* [PROBLEM REQUIREMENTS]:
Check every line below for the word "kasinohotellit" and copy the ones that have it.

• • • • •

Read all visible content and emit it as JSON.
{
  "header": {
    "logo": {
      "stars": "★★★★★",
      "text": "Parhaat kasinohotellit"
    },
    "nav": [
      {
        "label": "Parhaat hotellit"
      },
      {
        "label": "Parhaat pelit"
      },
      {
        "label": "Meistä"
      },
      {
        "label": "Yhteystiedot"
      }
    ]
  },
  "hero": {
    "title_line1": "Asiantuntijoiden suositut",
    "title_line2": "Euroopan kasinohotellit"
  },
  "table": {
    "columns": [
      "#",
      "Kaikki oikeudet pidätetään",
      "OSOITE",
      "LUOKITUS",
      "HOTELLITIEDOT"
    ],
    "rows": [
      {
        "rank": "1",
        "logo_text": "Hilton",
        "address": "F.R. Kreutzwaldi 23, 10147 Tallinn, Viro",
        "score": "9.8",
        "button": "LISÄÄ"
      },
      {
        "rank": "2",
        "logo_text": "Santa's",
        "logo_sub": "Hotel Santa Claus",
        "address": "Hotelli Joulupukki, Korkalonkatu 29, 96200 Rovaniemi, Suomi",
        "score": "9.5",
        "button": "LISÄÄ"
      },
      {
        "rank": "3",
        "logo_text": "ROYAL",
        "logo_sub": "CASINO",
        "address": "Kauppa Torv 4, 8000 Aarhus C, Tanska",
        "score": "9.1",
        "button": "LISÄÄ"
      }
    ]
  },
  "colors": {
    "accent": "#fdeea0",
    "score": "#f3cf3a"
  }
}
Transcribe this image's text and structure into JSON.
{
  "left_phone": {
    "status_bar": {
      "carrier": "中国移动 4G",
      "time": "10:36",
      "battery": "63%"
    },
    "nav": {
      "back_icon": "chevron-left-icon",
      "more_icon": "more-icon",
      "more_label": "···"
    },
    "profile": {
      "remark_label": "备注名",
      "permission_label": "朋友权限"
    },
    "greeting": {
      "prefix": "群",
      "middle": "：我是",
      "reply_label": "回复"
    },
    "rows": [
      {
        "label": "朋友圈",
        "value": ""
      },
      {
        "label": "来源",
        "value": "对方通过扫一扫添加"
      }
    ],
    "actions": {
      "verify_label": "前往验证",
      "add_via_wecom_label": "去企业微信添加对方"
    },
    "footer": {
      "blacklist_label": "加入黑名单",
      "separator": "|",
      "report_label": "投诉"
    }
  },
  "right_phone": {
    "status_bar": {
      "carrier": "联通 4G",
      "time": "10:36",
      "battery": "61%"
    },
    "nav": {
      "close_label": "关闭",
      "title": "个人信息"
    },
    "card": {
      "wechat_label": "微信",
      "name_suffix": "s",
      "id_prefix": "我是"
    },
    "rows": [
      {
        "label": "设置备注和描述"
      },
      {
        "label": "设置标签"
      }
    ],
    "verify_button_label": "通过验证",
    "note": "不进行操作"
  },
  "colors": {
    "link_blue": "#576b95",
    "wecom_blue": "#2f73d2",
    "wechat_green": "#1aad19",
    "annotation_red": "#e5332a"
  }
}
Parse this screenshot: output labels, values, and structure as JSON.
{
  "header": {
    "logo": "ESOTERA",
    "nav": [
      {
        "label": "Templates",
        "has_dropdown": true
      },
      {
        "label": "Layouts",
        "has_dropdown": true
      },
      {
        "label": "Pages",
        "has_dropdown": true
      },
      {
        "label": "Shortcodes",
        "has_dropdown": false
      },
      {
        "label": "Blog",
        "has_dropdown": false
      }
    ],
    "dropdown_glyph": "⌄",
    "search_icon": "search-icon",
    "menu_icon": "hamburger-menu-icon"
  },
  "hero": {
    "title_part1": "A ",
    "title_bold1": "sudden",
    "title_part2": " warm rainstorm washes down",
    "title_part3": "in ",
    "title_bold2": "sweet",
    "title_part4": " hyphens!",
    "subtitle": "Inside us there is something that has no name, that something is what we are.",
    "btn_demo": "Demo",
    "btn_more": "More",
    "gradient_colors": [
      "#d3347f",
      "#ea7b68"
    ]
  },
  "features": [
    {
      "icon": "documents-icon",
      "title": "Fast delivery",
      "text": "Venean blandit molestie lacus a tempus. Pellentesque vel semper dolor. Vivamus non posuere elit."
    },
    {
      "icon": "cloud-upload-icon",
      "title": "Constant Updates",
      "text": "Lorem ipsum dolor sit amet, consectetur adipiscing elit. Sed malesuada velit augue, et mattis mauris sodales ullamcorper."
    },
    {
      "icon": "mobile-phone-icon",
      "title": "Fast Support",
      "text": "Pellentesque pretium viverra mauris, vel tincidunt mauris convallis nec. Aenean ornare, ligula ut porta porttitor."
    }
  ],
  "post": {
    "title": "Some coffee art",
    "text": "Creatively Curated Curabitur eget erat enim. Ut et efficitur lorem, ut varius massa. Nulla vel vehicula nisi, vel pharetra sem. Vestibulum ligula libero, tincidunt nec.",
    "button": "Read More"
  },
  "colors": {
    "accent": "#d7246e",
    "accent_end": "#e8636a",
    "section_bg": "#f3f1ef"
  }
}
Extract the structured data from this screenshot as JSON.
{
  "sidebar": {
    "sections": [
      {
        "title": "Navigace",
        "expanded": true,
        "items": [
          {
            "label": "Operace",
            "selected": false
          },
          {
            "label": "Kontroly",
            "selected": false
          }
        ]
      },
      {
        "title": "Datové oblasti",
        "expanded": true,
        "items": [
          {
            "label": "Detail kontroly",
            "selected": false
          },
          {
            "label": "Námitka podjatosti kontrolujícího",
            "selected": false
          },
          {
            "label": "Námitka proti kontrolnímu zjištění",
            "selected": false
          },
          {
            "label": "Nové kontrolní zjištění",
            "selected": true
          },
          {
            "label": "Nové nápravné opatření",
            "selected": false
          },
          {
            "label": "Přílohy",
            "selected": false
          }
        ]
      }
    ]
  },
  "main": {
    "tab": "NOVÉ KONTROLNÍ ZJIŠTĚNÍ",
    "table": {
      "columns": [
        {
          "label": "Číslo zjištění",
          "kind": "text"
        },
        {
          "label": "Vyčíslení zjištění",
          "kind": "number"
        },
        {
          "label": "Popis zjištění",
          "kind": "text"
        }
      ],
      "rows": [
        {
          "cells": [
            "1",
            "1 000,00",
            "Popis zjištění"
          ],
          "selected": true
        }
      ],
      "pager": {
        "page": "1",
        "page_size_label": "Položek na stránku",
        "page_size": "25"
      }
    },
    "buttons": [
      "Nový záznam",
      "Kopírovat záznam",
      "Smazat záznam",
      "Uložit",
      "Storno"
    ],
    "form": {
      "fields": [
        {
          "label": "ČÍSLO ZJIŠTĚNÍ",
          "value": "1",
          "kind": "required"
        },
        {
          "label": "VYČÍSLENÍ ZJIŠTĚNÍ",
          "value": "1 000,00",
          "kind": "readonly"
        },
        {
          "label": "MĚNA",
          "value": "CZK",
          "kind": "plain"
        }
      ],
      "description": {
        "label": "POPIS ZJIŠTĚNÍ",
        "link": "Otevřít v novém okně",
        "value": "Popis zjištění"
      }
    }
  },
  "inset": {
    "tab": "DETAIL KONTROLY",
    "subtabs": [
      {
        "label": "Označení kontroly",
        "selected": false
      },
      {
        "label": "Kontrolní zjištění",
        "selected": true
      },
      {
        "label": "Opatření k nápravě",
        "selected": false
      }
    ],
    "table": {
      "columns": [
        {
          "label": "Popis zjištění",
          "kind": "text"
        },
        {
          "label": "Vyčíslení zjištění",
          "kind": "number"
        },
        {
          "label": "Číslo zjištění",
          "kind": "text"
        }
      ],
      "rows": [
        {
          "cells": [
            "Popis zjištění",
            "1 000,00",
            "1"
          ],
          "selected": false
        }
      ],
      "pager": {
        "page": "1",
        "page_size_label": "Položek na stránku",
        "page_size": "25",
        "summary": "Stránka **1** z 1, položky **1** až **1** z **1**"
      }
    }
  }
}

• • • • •

* [ANSWER TO THIS PROBLEM]:
      "text": "Parhaat kasinohotellit"
    "title_line2": "Euroopan kasinohotellit"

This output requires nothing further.